__EXERCISE PROMPT__: Track down every line below that holds "kind" and copy it.

(Collected data)
-=-=-

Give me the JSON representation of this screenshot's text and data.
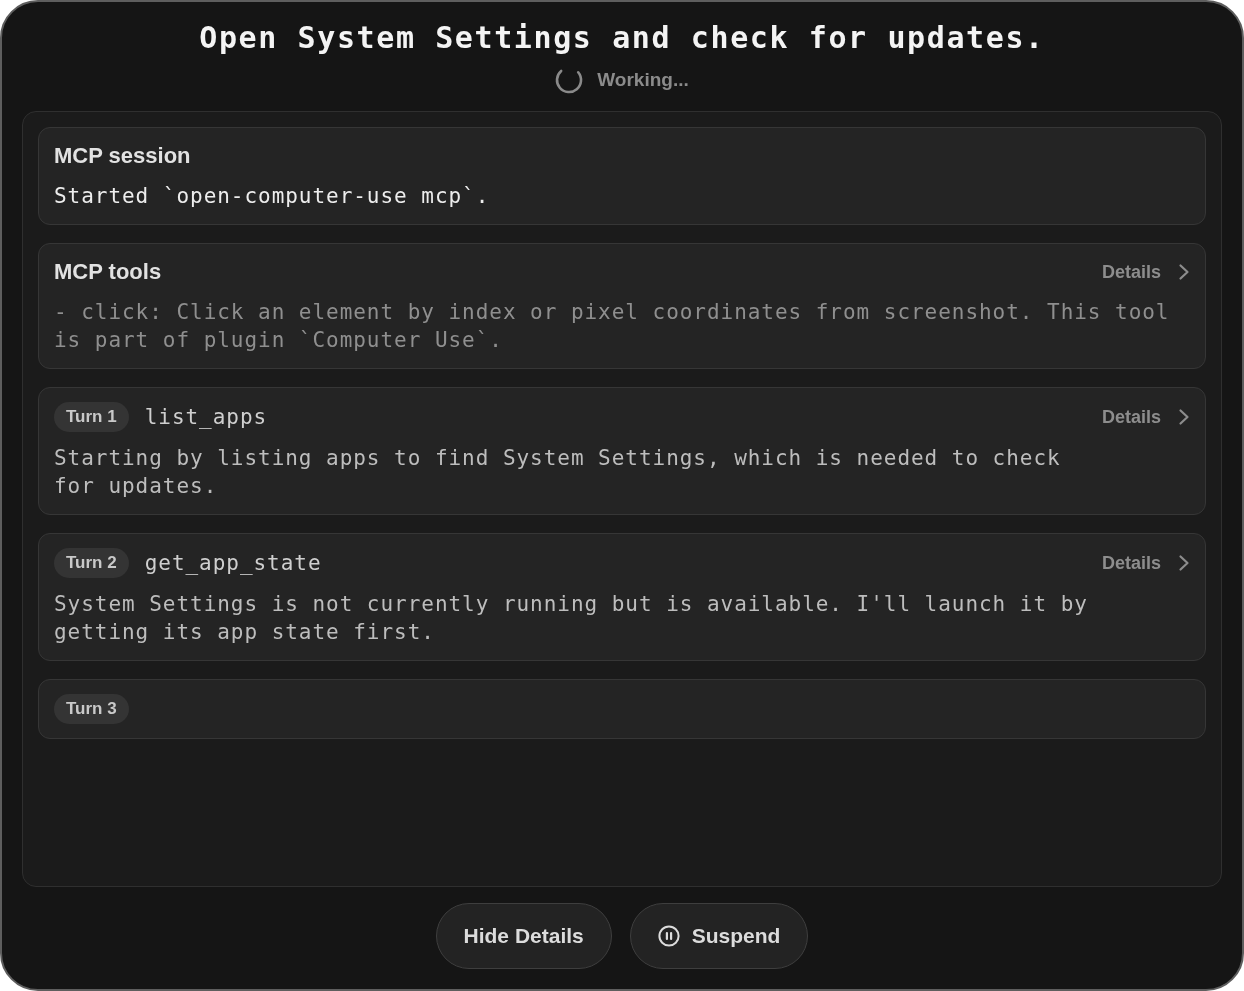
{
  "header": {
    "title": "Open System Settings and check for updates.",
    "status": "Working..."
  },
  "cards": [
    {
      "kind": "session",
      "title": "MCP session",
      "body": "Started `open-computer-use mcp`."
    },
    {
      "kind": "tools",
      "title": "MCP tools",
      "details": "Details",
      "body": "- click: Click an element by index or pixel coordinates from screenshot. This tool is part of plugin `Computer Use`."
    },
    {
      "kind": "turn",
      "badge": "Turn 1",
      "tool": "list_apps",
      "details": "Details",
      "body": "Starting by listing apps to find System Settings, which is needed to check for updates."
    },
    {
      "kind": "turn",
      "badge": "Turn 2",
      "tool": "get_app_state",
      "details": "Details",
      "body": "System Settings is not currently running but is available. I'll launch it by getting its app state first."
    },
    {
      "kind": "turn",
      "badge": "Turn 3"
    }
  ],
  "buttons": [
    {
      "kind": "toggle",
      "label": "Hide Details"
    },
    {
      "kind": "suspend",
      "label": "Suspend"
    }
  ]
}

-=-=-

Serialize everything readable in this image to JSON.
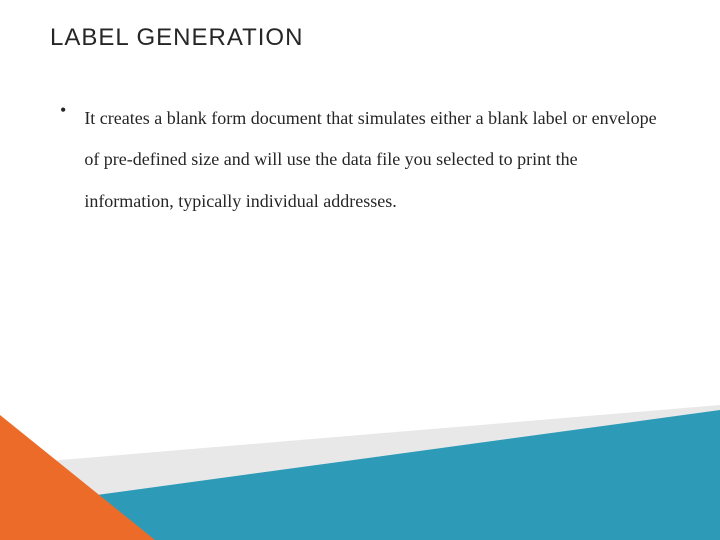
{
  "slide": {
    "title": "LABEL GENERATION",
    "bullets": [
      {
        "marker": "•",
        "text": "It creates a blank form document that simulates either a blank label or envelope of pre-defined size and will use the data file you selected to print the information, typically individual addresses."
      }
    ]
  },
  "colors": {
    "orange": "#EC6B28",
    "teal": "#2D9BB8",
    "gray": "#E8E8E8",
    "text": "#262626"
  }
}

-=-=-

__EXERCISE RESULT__:
      "kind": "session",
      "kind": "tools",
      "kind": "turn",
      "kind": "turn",
      "kind": "turn",
      "kind": "toggle",
      "kind": "suspend",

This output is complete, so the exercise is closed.